Newly released statistics on Nassau County’s opioid crisis show an uptick in deaths from the use of cocaine mixed with heroin or fentanyl, officials said on Friday.
The statistics, from the county medical examiner’s office, also showed a drop in the number of heroin-related deaths while fatal overdoses caused by fentanyl and other fentanyl analogues have risen.
The new data come a day before county officials host a wellness expo intended to provide those affected by the opioid crisis with critical information about awareness and recovery.
“While cocaine has always been a dangerous drug, it is far more dangerous when we start to include other drugs such as fentanyl,” said Joseph Avella, chief toxicologist for the county Medical Examiner.
The data show 80 deaths related to the lethal mixture in 2016, a jump from 60 in 2015. So far this year, there have been 30 deaths through July 28, officials said.
In 2016, there were 53 heroin-related deaths, down from 66 the previous year, the data show. The combination of heroin plus fentanyl along with its analogues was listed as 81 deaths in 2016, a big jump from 31 a year earlier, records show.
Overall, Nassau County saw a record number of opioid-related deaths in 2016 with 195, up from 177 in 2015, statistics show. As of May 29, there have been 68 opioid-related deaths so far this year. And of those deaths, 23 were due to fentanyl, records show.
Avella said the slight decline in opioid-related fatalities may be due to pending cases that have not yet been finalized. Those cases could cause the number to rise after a final cause of death is determined, Avella said.
“In many cases, it is our belief that the people abusing these drugs do not realize that these drugs are being added to the heroin that they’re trying to abuse and as a result, we’ve seen an increase in the number of deaths,” Avella said.

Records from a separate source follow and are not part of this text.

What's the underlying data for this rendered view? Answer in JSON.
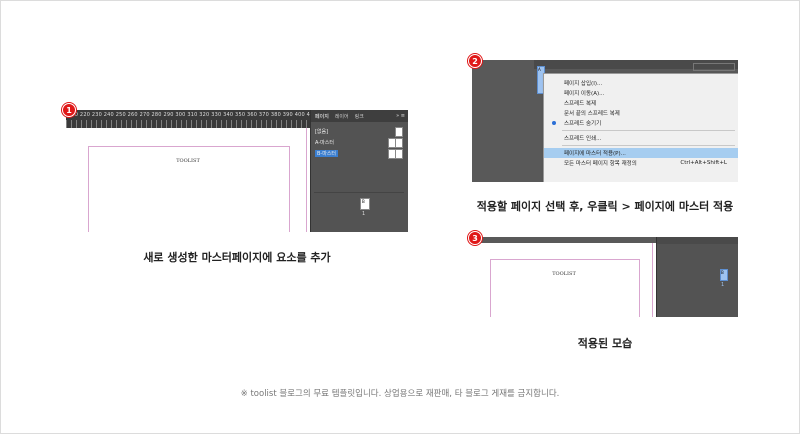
{
  "step1": {
    "badge": "1",
    "caption": "새로 생성한 마스터페이지에 요소를 추가",
    "ruler_numbers": "210  220  230  240  250  260  270  280  290  300  310  320  330  340  350  360  370  380  390  400  410  420  430",
    "canvas_text": "TOOLIST",
    "panel_tabs": [
      "페이지",
      "레이어",
      "링크"
    ],
    "panel_menu_icon": "»  ≡",
    "panel_items": [
      "[없음]",
      "A-마스터",
      "B-마스터"
    ],
    "selected_item": "B-마스터",
    "page_tag": "B",
    "page_number": "1"
  },
  "step2": {
    "badge": "2",
    "caption": "적용할 페이지 선택 후, 우클릭 > 페이지에 마스터 적용",
    "page_tag": "A",
    "menu": [
      {
        "label": "페이지 삽입(I)...",
        "shortcut": ""
      },
      {
        "label": "페이지 이동(A)...",
        "shortcut": ""
      },
      {
        "label": "스프레드 복제",
        "shortcut": ""
      },
      {
        "label": "문서 끝의 스프레드 복제",
        "shortcut": ""
      },
      {
        "label": "스프레드 숨기기",
        "shortcut": ""
      },
      {
        "label": "스프레드 인쇄...",
        "shortcut": ""
      },
      {
        "label": "페이지에 마스터 적용(P)...",
        "shortcut": ""
      },
      {
        "label": "모든 마스터 페이지 항목 재정의",
        "shortcut": "Ctrl+Alt+Shift+L"
      }
    ],
    "highlight_color": "#a6cdf0"
  },
  "step3": {
    "badge": "3",
    "caption": "적용된 모습",
    "canvas_text": "TOOLIST",
    "page_tag": "B",
    "page_number": "1"
  },
  "footer": "※ toolist 블로그의 무료 템플릿입니다. 상업용으로 재판매, 타 블로그 게재를 금지합니다.",
  "colors": {
    "badge": "#e01818",
    "ui_dark": "#595959",
    "selection_blue": "#3b7fd1",
    "margin_pink": "#d9a6cf"
  }
}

Saturday’s health and wellness expo will be held on Field 8 at Eisenhower Park in East Meadow from 2 to 5 p.m., officials said.
“This fentanyl, in many different forms, is attacking our county and causing deaths. It is a very dangerous mix and it is one that we see increasing,” said County Executive Edward Mangano.
Lisa Kassler, from Plainview, lost her son, Garrett, who would have been 27 this month, to heroin in February. She’s still heartbroken, she said. They had spent the day together and she was making him a turkey sandwich while he showered. When he didn’t come down 30 minutes later, she went to check on him and found him unresponsive.
“He was doing so well. He was happy,” Kassler said. “Never in a million years would I have thought that this would have happened that day.”